It’s crazy to think that a team from Philadelphia can hold onto first place in it’s division for almost a full year, but the Phillies came pretty close to that feat. After their 2nd straight loss to the Giants last night, the Phillies dropped out of first place for the first time since May 25, 2009.
Since it is only April, this is more a post noting the achievement, rather than a post saying “OMG! It’s all over! The Phillies are done!” Crazy as that sounds, there are some peeps out there that are people who think this slump could be the end of the Phillies in 2010.
While not in first place any more, the Phillies are still ahead of where they were last April at this point, and 2009 turned out to be a pretty good year, except for the ending.
It is crazy though how the season has flip-flopped in regards to the offense and pitching. The offense roared out of the gate, leading the league in almost every offensive category through the firs ten games, while the starting pitching struggled. Now, that’s been reversed. The starters have gotten their act together, besides Roy Halladay. Who told him he could lose a game? It’s the offense that is now struggling.
Granted, Jimmy Rollins going down may have contributed to this little slump, but that’s what it is. A slump. Teams go through them all the time. We all know Ryan Howard isn’t going to go 60 at-bats between each home run for the rest of the season. He’s got to justify that $125 million somehow.
It all boils down to the fact that it is only April. The team team has only played 20 games. (That leaves 142 more for those counting.) It’s going to be hard to break out of their offensive slump going against Tim Lincecum & Johan Santana in two of the next four games, but it will happen. Hell, the way the Phillies have been going, they’ll score a ton of runs against those two and get shutout in the two games in between.

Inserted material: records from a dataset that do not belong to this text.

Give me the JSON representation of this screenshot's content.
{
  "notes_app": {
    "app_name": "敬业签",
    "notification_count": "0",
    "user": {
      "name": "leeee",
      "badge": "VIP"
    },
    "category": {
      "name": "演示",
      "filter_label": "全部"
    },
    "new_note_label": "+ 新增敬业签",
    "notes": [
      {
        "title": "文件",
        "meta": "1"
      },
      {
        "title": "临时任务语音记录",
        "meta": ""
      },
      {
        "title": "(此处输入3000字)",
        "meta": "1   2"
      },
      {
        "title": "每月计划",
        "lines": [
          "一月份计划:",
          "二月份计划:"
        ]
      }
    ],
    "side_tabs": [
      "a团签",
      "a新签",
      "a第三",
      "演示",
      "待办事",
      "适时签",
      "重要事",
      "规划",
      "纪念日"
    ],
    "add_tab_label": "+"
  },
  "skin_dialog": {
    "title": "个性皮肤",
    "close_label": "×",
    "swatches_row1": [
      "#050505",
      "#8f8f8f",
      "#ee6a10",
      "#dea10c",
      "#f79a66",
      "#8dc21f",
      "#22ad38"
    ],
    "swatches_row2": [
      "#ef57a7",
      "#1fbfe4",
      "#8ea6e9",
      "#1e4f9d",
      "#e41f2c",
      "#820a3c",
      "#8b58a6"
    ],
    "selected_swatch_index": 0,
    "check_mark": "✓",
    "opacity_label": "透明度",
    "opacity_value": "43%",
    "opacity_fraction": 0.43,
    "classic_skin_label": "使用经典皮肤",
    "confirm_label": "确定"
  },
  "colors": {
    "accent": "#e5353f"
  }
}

The bats will be back, and if they don’t come back soon, maybe Cholly can take a page from Union coach Peter Nowak and make the team run sprints after losing ugly. Now that’s a coaching tactic I like.